“Power tends to corrupt, and absolute power corrupts absolutely…” though perhaps power only reveals corruption where it already exists.
As for absolute power, that’s another question, I think.
If ‘absolute’ refers to power over particular people at a particular time, including the power of life and death, then yes, history reflects that, but if ‘absolute power’ refers to omnipotence, then it corrupts not at all, since that only ever exists in God and He only ever exerts it for the good of his people.
When Harriet Jones, member for Flydale North, in the wake of a failed alien plot to nuke planet Earth for profit, becomes Prime Minister of Britain she uses power well, until she defies the Doctor and orders the destruction of the fleeing Sycorax; an act of corruption, or a quite proper use of power in the interest of mankind? The Doctor thought it was the former and acted with six little words (don’t you think she looks tired?) to terminate Harriet’s Premiership.

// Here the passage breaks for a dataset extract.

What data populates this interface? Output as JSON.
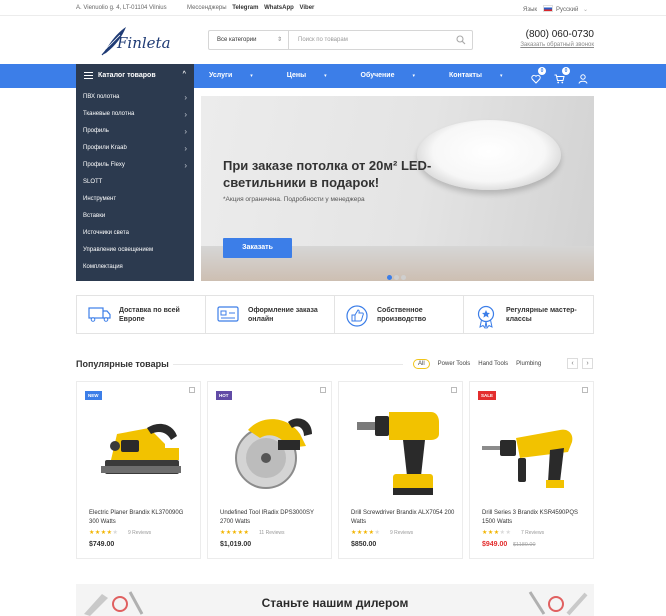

That turned out to be an interesting exercise of power in itself when the removal of Ms Jones left a vacuum filled by Harry Saxon, whose corruption knew no bounds, but at least the Doctor would be present later to deal with the fallout of his actions, at least for a while.
Possessed with incredible knowledge and power, Who travels through time and space showing particular concern for we ‘apes’ (as #9 says) saving us time and again from our enemies and from ourselves. But ultimately he is like any man trying to plug leaks in a slowly crumbling dam.
Each action has a reaction, more dangerous enemies appear and his own power degenerates; he will eventually die and what happens to mankind when he is no longer here to rescue us?
Jesus, on the other hand, as one to whom all power is given, delegated it to men early in his ministry, a risk he was prepared to take for our good and, amazingly, for the glory of God. Later, at Pentecost, power filled his disciples in the person of the Holy Spirit, though that was power to serve well, even to die well and with the power of the Spirit’s presence came the power of Jesus’ promise; that he would be with his people ‘to the end of the age’ and beyond.
God, in absolute power and love is sovereign over all his creation, over man and the enemies of man including death, working for our good, not until he wears himself out or tires of us but even in that new heaven and earth that he has planned for us to share with him forever.
Paul encouraged the first century Christians of Rome with his confidence in God’s goodness and power.
He wrote, ‘And we know that in all things God works for the good of those who love him, who have been called according to his purpose…If God is for us, who can be against us? …Who shall separate us from the love of Christ? Shall trouble or hardship …or danger or sword? …No, in all these things we are more than conquerors through him who loved us. For I am convinced that neither death nor life … neither the present nor the future, nor any powers … nor anything else in all creation, will be able to separate us from the love of God that is in Christ Jesus our Lord.’